Moms Share How Counting to 10 During Pregnancy Saved Their Babies
**This purpose of this post is to educate & inform, not cause scare pregnant mamas!
If we could just save one baby, it would all be worth it.
That was our wish for the Count the Kicks campaign that started in Iowa in 2009.
We were five Iowa moms determined to make a difference. We met after we lost daughters within months of each other due to pregnancy complications or stillbirth. Through a series of conversations with doctors and each other, we realized one thing that could help save babies: Counting Kicks.
Our public health campaign, Count the Kicks, teaches expecting parents to track their baby’s movements daily during the third trimester of pregnancy.

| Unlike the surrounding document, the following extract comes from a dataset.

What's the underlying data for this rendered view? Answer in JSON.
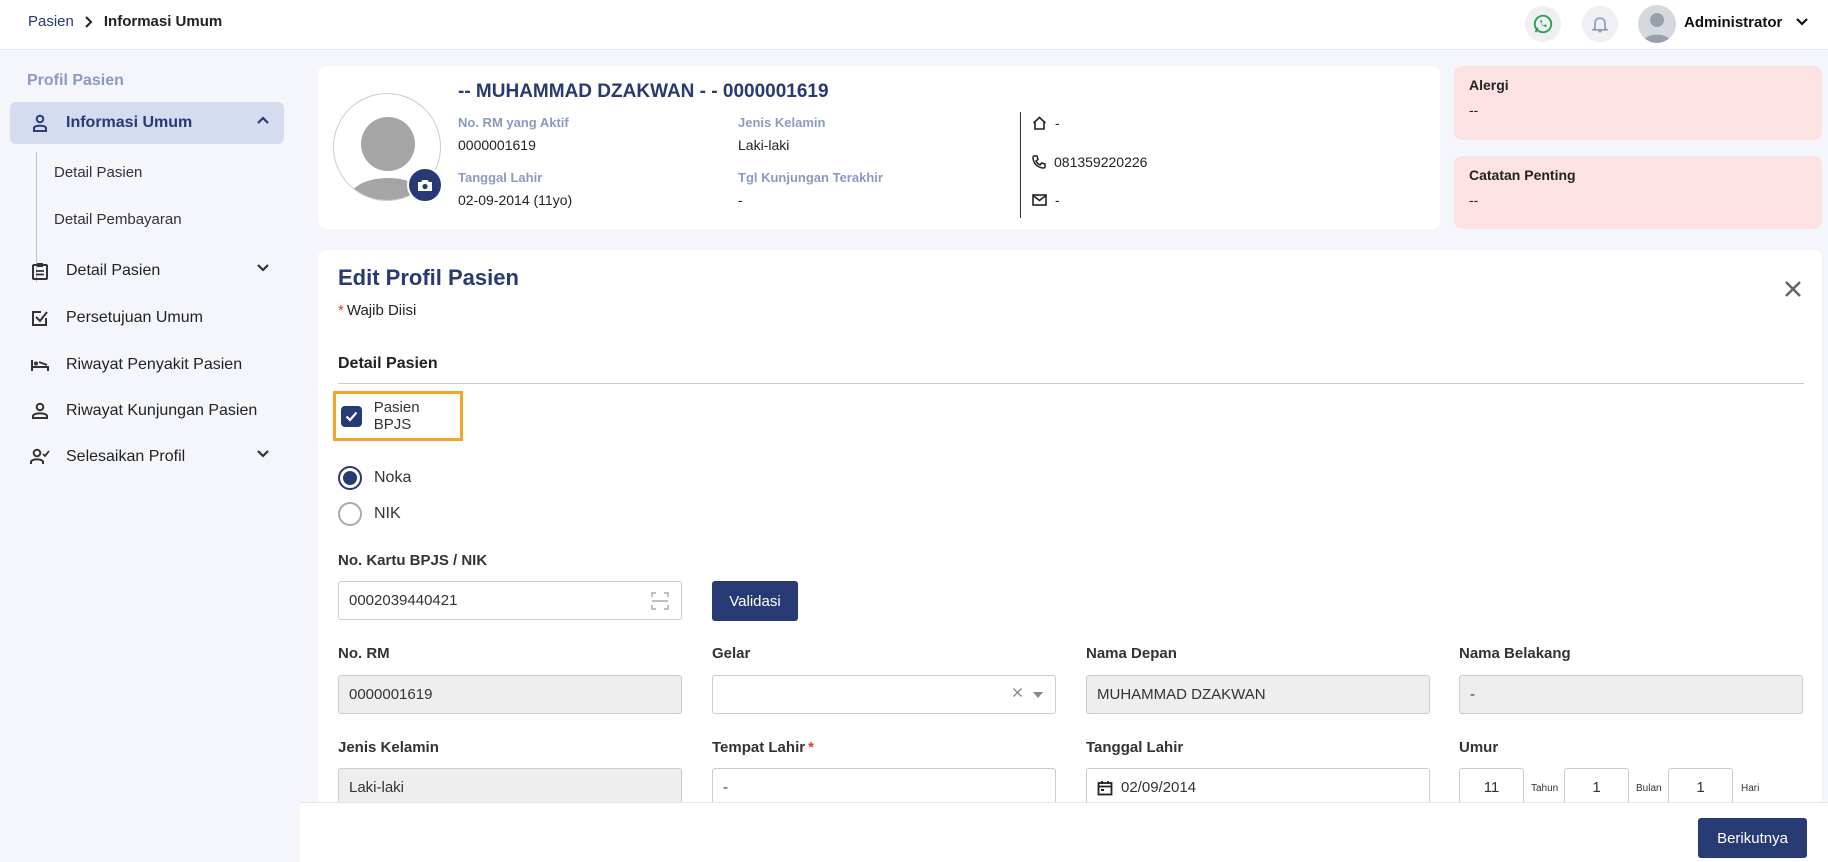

Scientific studies indicate that in addition to prenatal visits, keeping a daily record of baby’s movements (kicks, rolls, punches, jabs) during the third trimester is an easy, free and reliable way to monitor baby’s well-being and can reduce the rate of stillbirth, which occurs in one in every 160 pregnancies in the United States. (click link to read on Huffington Post)
Low vitamin D levels could make childbirth more painful, according to a new study.
Vitamin D deficiency is common during pregnancy, especially among high-risk women, including vegetarians, those with little sun exposure, and members of ethnic minorities, the American College of Obstetricians and Gynecologists says.
The new study included 93 pregnant women whose vitamin D levels were checked before childbirth and who received an epidural for pain during labor. The researchers measured how much pain medication each of the women required during delivery.
(click to read on CBS News website)
Federal officials on Tuesday announced that they would recommendfor the first time that women who are pregnant or breast-feeding and young children eat a minimum of two servings of low-mercury seafood every week for their health.
The recommendations represent a significant shift for the Food and Drug Administration and the Environmental Protection Agency, whose previous seafood advisory in 2004 set only an upper limit on the amount of fish that these groups should eat.
(click link to read on NYTimes.com)
The length of a pregnancy naturally varies between different women by as much as five weeks, scientists have discovered for the first time.
Although it has always been known that human pregnancies usually last between 37 and 42 weeks, the variation has previously been attributed to imperfect methods of estimating due dates.
A woman’s due date is calculated as 280 days after the onset of her last menstruation and is only ever considered a best guess. Only four per cent of women deliver on their due date and only 70 per cent within 10 days of it.
(click link above to read the entire article)
Thousands of women are diagnosed with suspected big babies (or ‘macrosomia’ to use the medical terminology) every year, but this one simple label can have a profound effect on their birth. Obstetric consultants often take the results of growth scans as gospel, scheduling elective C-Sections or inductions as a result of them, but how accurate are these estimates? and does early induction or elective C-Section really prevent problems if a baby is extra large? – you might be surprised at the answer! (click link to read on sarahockwell-smith.com)
7 Ways a Second Pregnancy Can’t Compare to a First
Being pregnant with a second child is an entirely different experience than being pregnant with a first. When you’re pregnant the first time, you’re a princess; an amazing, delicate creature growing a new life in a masterful, mysterious way. People are in awe of your majesty. You’re told to rest as much as possible. You’re encouraged to pamper yourself. You’re told you glow! But, for round two, you can forget about the special treatment. You can’t rest or stay off your feet and you don’t get any downtime or alone time, let alone time to pamper yourself. You’re not a magic vessel creating a miracle, but an experienced mom. Do you glow? Maybe, but you do it while covered in pee, poop, blood and snot. For baby two, you’re no longer an innocent newbie — you’ve gone to battle once and you’re an experienced soldier. And you’re about to do it all over again. (click above to read blog on Huff Post)